Even before the disastrous impact of storm surge in 2012 from Superstorm Sandy on New York City, professional designers and engineers had formulated ideas to deal with potential problems. They had known for years the low-lying areas of New York City would be vulnerable to storm surge damage from both wave action and flooding, and it that it was just a matter of time before "the Big One" hit and flooded neighborhoods, highways, subway and automobile tunnels, and other crucial infrastructure.
Global climate change, rising sea level, and green infrastructure
In the prescient "Rising Currents" exhibition mounted at the Museum of Modern Art in 2010, teams of local landscape architects and architects developed new approaches for addressing rising sea levels and flooding storm surges in New York. Based on a two-year research project by the engineer Guy Nordenson, the landscape architect Catherine Seavitt and the architect Adam Yarinsky, the exhibition (curated by Barry Bergdoll) showcased what appeared to be radical thinking about how to soften the traditional hard edges of the city's interface with its harbor waters.
The ideas included recreating the historic salt marsh verges of the city, excavating "slips" that allowed the harbor waters to penetrate the street grid, building two-way porous streets, constructing apartment complexes in Venetian style water settings, and otherwise subverting, including with oyster beds the traditional approach to harbor waters -- to build strong, rigid, vertical structures and walls, which work fine until the water goes higher than the hard edge.
Now, as the city recovers from the devastation of Sandy and considers options for preventing or mitigating the effects of both gradual sea level rise and catastrophic storms such as Sandy, officials at the highest levels of government are considering both very expensive, gray infrastructure responses including dikes, levees and barriers; but also green infrastructure approaches, including engineered salt marshes, constructed dunes, and other "soft" systems to mitigate the flooding and storm surge damage. The City of New York recently released a massive set of recommendations to address storm surge and flooding. The U.S.government has also come up with its own recommendations, as has the State of New York. Like the expanded flood plains created next to rural rivers that flood regularly, these green infrastructure elements can also function as parks, greenways, and natural areas, providing public space for humans and vital habitat for animals.
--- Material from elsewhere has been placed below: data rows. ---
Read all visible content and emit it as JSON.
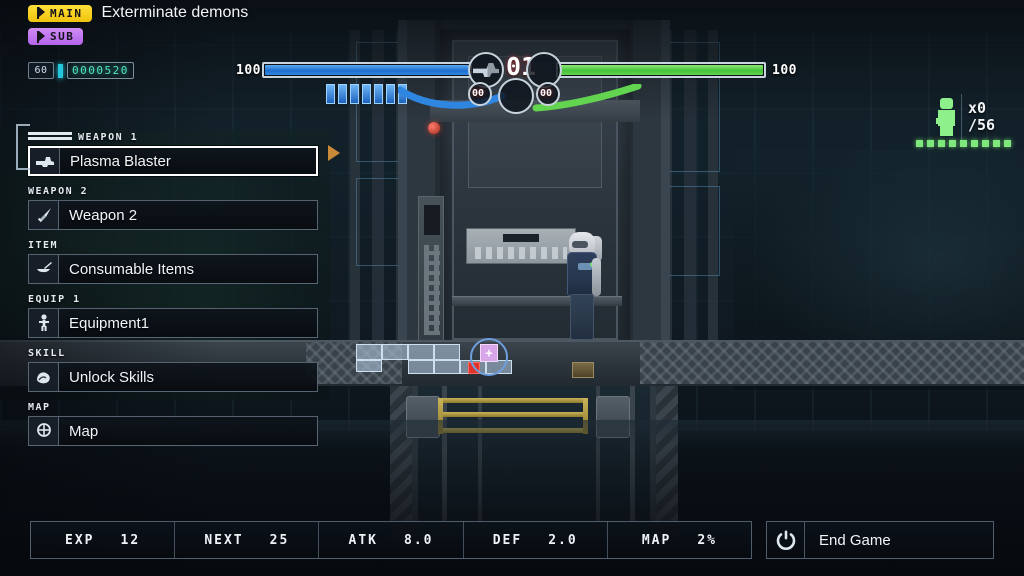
{
  "quest": {
    "main_badge": "MAIN",
    "sub_badge": "SUB",
    "title": "Exterminate demons"
  },
  "hud": {
    "timer": "60",
    "score": "0000520",
    "left_bar_label": "100",
    "right_bar_label": "100",
    "left_bar_value": 100,
    "right_bar_value": 100,
    "left_bar_color": "#2f86e0",
    "right_bar_color": "#62d44f",
    "ammo_primary": "01",
    "ammo_left": "00",
    "ammo_right": "00",
    "pip_count": 7,
    "enemy_count": "x0",
    "enemy_total": "/56",
    "dot_count": 9
  },
  "menu": {
    "groups": [
      {
        "category": "WEAPON 1",
        "label": "Plasma Blaster",
        "icon": "blaster-icon",
        "selected": true
      },
      {
        "category": "WEAPON 2",
        "label": "Weapon 2",
        "icon": "sword-icon",
        "selected": false
      },
      {
        "category": "ITEM",
        "label": "Consumable Items",
        "icon": "potion-icon",
        "selected": false
      },
      {
        "category": "EQUIP 1",
        "label": "Equipment1",
        "icon": "person-icon",
        "selected": false
      },
      {
        "category": "SKILL",
        "label": "Unlock Skills",
        "icon": "muscle-icon",
        "selected": false
      },
      {
        "category": "MAP",
        "label": "Map",
        "icon": "map-pin-icon",
        "selected": false
      }
    ]
  },
  "stats": [
    {
      "key": "EXP",
      "value": "12"
    },
    {
      "key": "NEXT",
      "value": "25"
    },
    {
      "key": "ATK",
      "value": "8.0"
    },
    {
      "key": "DEF",
      "value": "2.0"
    },
    {
      "key": "MAP",
      "value": "2%"
    }
  ],
  "end_game": {
    "label": "End Game",
    "icon": "power-icon"
  },
  "minimap": {
    "save_marker": "+"
  },
  "colors": {
    "main_badge": "#f0c30c",
    "sub_badge": "#b463ea",
    "accent_cursor": "#c98a3a",
    "score_green": "#4fe6c0",
    "enemy_green": "#8df08b"
  }
}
It is clear that green infrastructure will be part of the future solution to manage that most vital and also most dangerous of all natural forces -- water.
A longer version of this article was originally published in "The Nature of Cities" blog. Marianna Koval, a consultant for the Trust for Public Land, provided research on the use of Green Infrastructure in parks, some of which is incorporated in this piece. Additional assistance was provided by Cecille Bernstein, also of The Trust for Public Land.